Ruddigore, or The Witch's Curse
nytheatre.com review by Martin Denton
April 27, 2009
If you are in the market for a thoroughly delightful evening (or afternoon) of carefree, highly melodic musical theatre, then I suggest you find your way to Theater Ten Ten for their new production of Ruddigore, or The Witch's Curse. This lesser-known Gilbert & Sullivan comic operetta is beautifully performed by an able ensemble under the direction of David Fuller and the (metaphorical) baton of Jason Wynn. The emphasis, as it should be, is on the snappy punchiness of W.S. Gilbert's nimble and witty lyrics and the lilting and/or jolly music by Sir Arthur Sullivan. Fun—a great deal of it—is had by all. And the glorious unamplified singing of Theater Ten Ten regulars like Cristiane Young and Greg Horton is a rare and thorough treat.
If you don't know this particular G&S work (as I did not), then you will find that Act I proceeds more or less exactly according to plan, and that Act II diverges from the pattern somewhat anarchically before winding up with all the couples properly matched up at the Finale Ultimo. So there's a pretty and chipper soprano (Natalie Charlé Ellis, as Rose Maybud) who is being wooed by a comic baritone (Greg Horton, as Robin Oakapple) but later falls in love with a swaggering tenor (Kristopher Monroe, as Richard Dauntless). There's a fearsome but gentle dowager (contralto Cristiane Young as Dame Hannah), and there's a weird, dizzy woman (mezzo soprano Judith Jarosz as Mad Margaret) who is chasing after the slightly sinister bass-baritone (Michael McGregor Mahoney as Sir Despard Murgatroyd). There's also a servant (Adam Yankowy as Old Adam Goodheart) and a chorus of professional bridesmaids (Amy Mahoney and Sierra Rein). They sing songs with lyrics like "I shipp'd, d'ye see, in a revenue sloop," ""Cheerily carols the lark," and "Happily coupled are we."
Oh, and there's a ghost in Act II—a ghost who, in strangely typical Gilbertian style, may not actually be dead, owing to a technicality. (I told you this plot turns a little askew.) He is played by David Tillistrand.

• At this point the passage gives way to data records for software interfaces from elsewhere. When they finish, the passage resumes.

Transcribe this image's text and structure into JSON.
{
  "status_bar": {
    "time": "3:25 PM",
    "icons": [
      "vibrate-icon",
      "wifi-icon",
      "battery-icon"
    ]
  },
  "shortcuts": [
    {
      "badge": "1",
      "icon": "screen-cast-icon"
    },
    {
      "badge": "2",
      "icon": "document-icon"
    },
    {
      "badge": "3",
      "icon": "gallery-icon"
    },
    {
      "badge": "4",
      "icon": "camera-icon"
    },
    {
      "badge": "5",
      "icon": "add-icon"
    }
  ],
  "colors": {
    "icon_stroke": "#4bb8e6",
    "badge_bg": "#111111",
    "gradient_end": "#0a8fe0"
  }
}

You can explore the twisty plot here if you desire. What I want to tell you is that the comedy is more situational and less satirical than in, say, The Mikado; the patter songs are perhaps not quite as snappy as the best of G&S (though there is one that is pretty familiar, "My eyes are fully open," because it was interpolated in the 1980 Pirates of Penzance revival) but the love songs are sweet and, as performed here, entirely heartfelt. The highlight is the final aria, "There grew a little flower," which is sung by Cristiane Young so affectingly that I craved many more verses. Horton has a grand turn with the second act opener "I once was as meek"—and with Jarosz and Michael McGregor Mahoney, delivers an ever-accelerating series of choruses of the aforementioned "My eyes are fully open." And Ellis is a deliciously sly and radiant ingenue with a lovely, clear voice.
Fuller has adapted the piece by adding a framing device that places this performance in a Maine mental hospital—the staff and a few of the patients are the players in the operetta-within-the-show. This set-up, if not absolutely necessary, adds a layer of lighthearted whimsy and allows for some playful gags, the best of which is the use of a puppet (Matilda) as one of the professional bridesmaids. Sierra Rein "plays" Matilda and she is superb—if G&S can't encompass Avenue Q-style theatricks, then who can?
Jason Wynn, on keyboard, does his usual masterful job as musical director. Fuller's design team has done excellent work here as well, especially Giles Hogya's lighting, which sets everyone and everything on stage to perfect advantage.
I loved the chance to acquaint myself with a 120-year-old classic that was entirely new to me; the good time that the company appears to be having performing Ruddigore is infectious and makes this as engaging a musical as you'll find in NYC at the moment.